They are not just for tax reasons. They are not just to keep the accountant happy. There is a time-critical reason too.
A remittance advice will confirm the values that have been paid. It is a mistake to assume that the invoice will be paid completely. It may not be.
For example and taking one remittance received by an MHM client.
Of the ten invoices paid, four of them were subject to excess deductions.
This is why remittances should be checked. And before they are stored for tax reasons or to keep your accountant happy.
In the above example, each invoice detailed on the remittance was reconciled against a debtors ledger. Only then was the payment recorded. It was then the number of deductions was identified. In this example, the total came to some £350.
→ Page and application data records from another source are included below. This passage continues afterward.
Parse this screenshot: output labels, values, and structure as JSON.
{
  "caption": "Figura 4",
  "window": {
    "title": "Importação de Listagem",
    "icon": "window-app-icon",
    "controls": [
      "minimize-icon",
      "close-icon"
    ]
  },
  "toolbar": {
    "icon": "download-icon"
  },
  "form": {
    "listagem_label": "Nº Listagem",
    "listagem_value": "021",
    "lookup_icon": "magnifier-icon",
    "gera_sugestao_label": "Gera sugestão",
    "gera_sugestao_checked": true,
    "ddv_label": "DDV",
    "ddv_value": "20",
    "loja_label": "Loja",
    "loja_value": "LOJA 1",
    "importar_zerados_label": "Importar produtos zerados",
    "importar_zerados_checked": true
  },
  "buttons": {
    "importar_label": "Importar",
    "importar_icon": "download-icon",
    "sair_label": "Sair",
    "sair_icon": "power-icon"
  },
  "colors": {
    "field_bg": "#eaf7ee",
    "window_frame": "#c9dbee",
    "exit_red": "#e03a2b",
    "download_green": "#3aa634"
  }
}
The next step is to identify why the deductions have been made.
Whilst all four deductions were correct and were in respect of excess amounts it is surprisingly common for a deduction to have been made in error.
In the recent past, one MHM client had an invoice for surgery deducted in full because the patient’s policy had expired. At least according to the patient’s insurance company it had expired. It had done so after the date of the surgery. In this case, at the date of the surgery, the policy was “live”
Consequently, the insurance company was wrong to decline the invoice for payment.
A call to the insurance company concerned quickly identified and confirmed the insurance company was in error. The invoice was immediately cleared for payment. Insurance companies do make mistakes. Not many thankfully but they do happen.
If the deduction is correct then immediate action should be taken to contact the patient and a request made for payment – by the patient – made.
So the number and reasons why deductions have been made by a private medical insurance company can easily be identified and subsequently actioned on behalf of the consultant surgeon.